Hadrian Cook, New Forest: the forging of a landscape (Windgather Press). A contested landscape for at least 1000 years, the New Forest has a complex history, here explored through four themes: the shaping of the natural environment before historical times; the effects of management of natural resources; the governance of the Forest with its conflicting pressures on resources and attempts to exclude certain social groups; and attempts at conservation of the Forest.
David Edwards and Colin Rynne (eds), The colonial world of Richard Boyle, first earl of Cork. Richard Boyle was a grasping colonial adventurer who became the biggest landowner in the Munster Plantation (Four Courts Press). This book pays close attention to his estates and clientele to reveal new evidence of connections across the Atlantic, offering a new view of colonialism in the seventeenth century.
Susan Rose, The Wealth of England: the medieval wool trade and its political importance, 1100–1600 (Oxbow Books). The wool trade and its influence on English history are explored here through the lives of prominent wool-men: producers like the Stonors, middlemen such as Nicholas Brembre and Richard Whittington, and wealthy merchants such as William de la Pole of Hull.

What’s On

Special Exhibition at the New Forest Centre, Lyndhurst, Hants: Maps – The New Forest Unfolded: 21 January to 15 April. Discover the story of the New Forest and its people through maps chosen from the Christopher Tower Reference Library. These large- and small-scale maps illuminate not only the landscape but the individuals and institutions that shaped the Forest as it is today. Plan of Bucklers Hard
On your way to or from the BAHS Spring Conference in Cannington, you might want to detour to see the exhibition, ‘Historic Farms in Crewkerne’, which opens on 24 March at the Crewkerne and District Museum. More information will be available soon.

New Boydell & Brewer Series

Boydell & Brewer, the leading independent publisher of academic works in History and the Humanities, announces the launch of a new series, Boydell Studies in Rural History, under the editorship of Professor Richard Hoyle.
Read more... Adobe PDF icon.

Bursary Announcement

The Richard Jefferies Society has established a bursary to support work on Jefferies or related topics: highly suitable for agricultural history applicants.

Work in Progress
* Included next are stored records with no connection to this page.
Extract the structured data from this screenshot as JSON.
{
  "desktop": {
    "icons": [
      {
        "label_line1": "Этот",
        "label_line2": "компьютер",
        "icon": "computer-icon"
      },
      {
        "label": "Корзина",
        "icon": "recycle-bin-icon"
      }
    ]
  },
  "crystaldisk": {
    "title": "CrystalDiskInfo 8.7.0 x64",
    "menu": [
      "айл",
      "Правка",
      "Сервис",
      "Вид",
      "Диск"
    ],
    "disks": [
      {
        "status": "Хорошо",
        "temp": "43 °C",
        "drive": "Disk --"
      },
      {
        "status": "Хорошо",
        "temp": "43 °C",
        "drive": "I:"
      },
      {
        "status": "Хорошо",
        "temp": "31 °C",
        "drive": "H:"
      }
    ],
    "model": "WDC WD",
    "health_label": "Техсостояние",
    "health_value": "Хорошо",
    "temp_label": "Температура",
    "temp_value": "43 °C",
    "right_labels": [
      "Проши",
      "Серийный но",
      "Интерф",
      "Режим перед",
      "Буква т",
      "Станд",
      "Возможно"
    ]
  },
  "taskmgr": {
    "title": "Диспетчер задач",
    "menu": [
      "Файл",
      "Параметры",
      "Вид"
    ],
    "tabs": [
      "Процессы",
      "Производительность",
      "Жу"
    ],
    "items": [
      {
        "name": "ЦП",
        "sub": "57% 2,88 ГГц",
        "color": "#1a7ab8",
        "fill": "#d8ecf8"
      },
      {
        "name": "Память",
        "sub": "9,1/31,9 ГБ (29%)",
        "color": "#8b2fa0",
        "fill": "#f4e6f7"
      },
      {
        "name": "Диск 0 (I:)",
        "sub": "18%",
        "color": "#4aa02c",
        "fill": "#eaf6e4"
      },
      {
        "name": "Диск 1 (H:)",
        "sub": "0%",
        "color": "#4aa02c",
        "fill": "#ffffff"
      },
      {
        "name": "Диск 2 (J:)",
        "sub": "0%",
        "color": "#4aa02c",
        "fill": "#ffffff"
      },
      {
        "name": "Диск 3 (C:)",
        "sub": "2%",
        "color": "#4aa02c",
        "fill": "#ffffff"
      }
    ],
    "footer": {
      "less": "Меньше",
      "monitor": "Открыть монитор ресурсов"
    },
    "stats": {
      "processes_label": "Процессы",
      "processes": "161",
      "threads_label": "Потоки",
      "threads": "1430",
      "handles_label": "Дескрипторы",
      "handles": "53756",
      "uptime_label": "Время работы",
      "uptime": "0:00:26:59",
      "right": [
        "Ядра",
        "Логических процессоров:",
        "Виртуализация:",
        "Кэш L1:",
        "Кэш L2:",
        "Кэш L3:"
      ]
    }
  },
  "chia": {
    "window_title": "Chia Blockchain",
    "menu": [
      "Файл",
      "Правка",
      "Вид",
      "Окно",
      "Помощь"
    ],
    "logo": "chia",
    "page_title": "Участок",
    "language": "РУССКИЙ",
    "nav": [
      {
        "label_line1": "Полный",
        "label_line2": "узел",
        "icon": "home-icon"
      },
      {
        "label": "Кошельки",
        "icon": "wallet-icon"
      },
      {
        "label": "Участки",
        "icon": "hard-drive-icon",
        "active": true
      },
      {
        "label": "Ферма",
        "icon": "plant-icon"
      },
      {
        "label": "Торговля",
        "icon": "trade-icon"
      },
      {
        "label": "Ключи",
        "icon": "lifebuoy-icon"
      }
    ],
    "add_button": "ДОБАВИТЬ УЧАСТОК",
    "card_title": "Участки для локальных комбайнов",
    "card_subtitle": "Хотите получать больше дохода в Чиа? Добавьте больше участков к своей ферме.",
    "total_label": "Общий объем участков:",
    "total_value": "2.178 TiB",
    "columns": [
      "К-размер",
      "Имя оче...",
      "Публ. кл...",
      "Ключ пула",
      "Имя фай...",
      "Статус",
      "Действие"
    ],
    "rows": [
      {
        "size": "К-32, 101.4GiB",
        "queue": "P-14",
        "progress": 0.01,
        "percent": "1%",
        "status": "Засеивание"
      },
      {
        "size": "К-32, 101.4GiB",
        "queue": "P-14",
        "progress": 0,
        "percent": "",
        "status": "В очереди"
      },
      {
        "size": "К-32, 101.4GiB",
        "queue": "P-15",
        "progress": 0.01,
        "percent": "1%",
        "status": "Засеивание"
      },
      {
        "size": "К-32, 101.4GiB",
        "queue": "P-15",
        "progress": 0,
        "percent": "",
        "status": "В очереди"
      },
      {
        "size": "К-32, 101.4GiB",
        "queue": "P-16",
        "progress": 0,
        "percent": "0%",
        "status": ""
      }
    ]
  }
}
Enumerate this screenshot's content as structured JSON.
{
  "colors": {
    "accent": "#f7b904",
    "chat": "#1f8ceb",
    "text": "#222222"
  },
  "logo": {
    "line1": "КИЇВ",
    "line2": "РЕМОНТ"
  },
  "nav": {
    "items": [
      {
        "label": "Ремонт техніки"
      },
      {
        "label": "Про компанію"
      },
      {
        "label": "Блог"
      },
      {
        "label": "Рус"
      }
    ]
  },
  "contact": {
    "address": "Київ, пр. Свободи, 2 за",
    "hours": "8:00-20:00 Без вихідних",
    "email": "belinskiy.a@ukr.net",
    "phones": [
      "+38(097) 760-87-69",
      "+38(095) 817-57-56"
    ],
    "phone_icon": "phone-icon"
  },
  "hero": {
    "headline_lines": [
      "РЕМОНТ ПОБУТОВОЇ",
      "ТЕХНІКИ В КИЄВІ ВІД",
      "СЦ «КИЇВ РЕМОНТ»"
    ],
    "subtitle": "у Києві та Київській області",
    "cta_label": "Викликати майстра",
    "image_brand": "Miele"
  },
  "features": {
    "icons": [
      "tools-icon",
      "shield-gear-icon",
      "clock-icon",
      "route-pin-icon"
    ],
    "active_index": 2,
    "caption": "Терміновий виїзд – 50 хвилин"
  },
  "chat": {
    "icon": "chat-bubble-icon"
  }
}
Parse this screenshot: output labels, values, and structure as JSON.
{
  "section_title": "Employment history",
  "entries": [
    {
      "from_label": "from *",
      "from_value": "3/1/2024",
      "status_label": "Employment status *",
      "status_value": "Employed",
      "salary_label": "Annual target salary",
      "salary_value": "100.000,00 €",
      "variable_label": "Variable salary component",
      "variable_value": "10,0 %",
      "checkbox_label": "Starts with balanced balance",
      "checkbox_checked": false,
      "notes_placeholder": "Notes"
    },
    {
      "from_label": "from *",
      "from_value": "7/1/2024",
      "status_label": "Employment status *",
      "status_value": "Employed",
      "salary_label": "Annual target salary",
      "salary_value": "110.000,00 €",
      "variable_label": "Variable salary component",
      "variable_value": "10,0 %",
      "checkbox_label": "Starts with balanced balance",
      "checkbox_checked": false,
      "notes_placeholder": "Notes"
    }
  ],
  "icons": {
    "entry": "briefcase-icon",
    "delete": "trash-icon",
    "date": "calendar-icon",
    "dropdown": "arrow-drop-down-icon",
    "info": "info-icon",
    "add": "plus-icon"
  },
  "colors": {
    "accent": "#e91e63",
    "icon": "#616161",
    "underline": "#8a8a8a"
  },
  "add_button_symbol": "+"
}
The Work in Progress list, formerly published in Agricultural History Review, is now over 90 entries, together with an online form for you to create your own entry, which will only take you a few minutes. Researchers listed here have reported contacts being made with them as a result of their entry here, making it a valuable resource.